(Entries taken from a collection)

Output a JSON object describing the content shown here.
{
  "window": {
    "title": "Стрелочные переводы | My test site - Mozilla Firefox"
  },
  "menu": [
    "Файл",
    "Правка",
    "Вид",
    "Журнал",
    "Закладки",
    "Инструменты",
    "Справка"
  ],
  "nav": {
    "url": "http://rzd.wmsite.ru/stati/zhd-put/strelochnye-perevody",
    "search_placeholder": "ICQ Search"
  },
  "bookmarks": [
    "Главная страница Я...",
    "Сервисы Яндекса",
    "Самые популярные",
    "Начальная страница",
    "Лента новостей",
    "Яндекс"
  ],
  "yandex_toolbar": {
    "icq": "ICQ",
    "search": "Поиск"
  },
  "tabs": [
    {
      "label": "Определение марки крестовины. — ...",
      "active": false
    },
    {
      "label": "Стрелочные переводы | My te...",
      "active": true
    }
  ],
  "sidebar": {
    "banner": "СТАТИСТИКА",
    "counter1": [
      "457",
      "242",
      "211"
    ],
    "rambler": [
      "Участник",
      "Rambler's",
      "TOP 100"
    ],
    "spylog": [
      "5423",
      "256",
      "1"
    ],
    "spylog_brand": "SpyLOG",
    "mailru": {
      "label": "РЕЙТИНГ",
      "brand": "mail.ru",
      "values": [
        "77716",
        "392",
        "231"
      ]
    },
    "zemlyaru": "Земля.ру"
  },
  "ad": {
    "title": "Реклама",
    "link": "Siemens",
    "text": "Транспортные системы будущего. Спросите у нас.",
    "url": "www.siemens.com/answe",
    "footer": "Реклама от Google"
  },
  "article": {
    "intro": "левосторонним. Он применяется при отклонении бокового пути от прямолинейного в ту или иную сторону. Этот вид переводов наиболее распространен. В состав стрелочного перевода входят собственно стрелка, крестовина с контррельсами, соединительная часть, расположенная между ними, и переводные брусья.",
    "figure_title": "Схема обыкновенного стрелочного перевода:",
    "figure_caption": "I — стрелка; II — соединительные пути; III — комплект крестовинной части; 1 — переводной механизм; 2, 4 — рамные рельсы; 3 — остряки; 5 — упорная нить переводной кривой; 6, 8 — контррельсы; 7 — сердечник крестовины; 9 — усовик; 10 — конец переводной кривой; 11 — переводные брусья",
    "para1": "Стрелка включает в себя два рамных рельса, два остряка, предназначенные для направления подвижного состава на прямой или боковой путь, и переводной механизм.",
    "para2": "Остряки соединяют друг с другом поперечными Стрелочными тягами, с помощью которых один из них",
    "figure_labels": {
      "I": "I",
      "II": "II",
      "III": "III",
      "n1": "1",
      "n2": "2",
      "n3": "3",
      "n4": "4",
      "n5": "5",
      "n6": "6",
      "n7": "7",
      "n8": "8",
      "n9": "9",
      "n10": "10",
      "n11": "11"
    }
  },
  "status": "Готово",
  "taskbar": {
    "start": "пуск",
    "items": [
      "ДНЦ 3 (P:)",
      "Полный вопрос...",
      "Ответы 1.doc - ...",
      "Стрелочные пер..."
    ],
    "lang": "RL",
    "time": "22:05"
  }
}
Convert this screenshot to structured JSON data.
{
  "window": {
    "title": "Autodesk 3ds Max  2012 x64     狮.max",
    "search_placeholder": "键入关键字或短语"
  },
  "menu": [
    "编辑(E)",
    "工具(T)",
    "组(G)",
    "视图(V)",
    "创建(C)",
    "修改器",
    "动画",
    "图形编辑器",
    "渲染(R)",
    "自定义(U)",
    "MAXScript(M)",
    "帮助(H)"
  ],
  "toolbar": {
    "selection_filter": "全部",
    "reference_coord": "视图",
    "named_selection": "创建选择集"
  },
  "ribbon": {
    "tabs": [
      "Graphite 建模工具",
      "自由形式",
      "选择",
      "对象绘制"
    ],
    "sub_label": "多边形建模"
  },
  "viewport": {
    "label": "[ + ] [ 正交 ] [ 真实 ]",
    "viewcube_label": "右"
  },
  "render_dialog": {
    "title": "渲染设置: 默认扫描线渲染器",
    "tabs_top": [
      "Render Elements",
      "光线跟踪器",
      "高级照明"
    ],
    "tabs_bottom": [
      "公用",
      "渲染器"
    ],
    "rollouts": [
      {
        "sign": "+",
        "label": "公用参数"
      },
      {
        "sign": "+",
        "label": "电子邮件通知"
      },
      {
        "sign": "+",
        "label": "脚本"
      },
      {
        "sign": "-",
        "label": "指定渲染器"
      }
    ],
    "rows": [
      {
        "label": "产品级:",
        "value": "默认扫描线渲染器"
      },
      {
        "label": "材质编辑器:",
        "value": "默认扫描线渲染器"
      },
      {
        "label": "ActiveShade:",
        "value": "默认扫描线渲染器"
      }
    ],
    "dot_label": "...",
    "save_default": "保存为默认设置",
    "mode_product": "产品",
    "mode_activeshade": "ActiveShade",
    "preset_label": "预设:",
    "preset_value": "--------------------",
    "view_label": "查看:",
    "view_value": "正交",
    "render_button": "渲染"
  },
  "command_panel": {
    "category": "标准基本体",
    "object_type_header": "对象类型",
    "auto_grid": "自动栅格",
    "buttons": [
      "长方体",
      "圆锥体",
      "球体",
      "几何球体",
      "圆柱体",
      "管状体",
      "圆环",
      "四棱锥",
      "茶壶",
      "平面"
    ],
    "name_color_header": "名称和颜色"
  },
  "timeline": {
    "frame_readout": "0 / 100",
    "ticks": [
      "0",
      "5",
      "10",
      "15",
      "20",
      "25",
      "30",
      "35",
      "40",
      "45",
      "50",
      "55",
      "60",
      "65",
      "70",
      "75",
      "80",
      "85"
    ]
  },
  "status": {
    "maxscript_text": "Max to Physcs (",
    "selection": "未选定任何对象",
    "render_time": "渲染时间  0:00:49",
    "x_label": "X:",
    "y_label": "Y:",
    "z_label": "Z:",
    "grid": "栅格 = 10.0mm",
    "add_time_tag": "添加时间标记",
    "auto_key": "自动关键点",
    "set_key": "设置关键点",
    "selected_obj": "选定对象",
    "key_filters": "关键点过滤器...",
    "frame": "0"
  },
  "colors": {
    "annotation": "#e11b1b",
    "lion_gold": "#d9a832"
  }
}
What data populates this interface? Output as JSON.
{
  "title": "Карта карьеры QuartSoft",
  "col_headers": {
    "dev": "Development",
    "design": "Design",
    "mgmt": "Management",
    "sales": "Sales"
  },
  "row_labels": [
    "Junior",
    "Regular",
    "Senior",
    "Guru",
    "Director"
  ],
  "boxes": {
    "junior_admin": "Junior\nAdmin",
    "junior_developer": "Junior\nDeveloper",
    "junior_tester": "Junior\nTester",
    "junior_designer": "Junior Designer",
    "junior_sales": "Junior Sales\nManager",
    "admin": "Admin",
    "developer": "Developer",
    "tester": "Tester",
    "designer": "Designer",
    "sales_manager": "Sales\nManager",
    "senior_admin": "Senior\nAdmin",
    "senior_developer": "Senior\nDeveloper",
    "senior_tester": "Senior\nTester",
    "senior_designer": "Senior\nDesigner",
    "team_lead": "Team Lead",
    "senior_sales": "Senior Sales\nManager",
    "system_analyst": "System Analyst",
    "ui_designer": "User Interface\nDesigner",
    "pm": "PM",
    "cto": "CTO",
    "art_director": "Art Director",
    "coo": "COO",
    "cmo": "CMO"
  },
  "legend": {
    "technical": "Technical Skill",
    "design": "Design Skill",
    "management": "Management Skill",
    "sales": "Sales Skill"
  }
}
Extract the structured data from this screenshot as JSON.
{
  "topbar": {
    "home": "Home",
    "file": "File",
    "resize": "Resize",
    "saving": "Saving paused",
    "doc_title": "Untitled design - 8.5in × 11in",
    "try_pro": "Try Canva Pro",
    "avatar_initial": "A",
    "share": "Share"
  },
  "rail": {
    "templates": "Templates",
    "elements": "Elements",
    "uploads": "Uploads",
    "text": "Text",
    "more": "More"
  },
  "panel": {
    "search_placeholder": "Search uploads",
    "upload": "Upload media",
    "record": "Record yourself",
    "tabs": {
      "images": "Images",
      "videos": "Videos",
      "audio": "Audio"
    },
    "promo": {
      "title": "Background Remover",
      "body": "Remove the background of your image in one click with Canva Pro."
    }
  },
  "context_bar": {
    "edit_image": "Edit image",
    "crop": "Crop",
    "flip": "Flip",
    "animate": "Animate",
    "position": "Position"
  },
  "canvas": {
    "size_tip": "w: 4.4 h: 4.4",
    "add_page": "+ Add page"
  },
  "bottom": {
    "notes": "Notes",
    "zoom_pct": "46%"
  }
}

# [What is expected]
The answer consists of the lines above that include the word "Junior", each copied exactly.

# [Your solution]
    "Junior",
    "junior_admin": "Junior\nAdmin",
    "junior_developer": "Junior\nDeveloper",
    "junior_tester": "Junior\nTester",
    "junior_designer": "Junior Designer",
    "junior_sales": "Junior Sales\nManager",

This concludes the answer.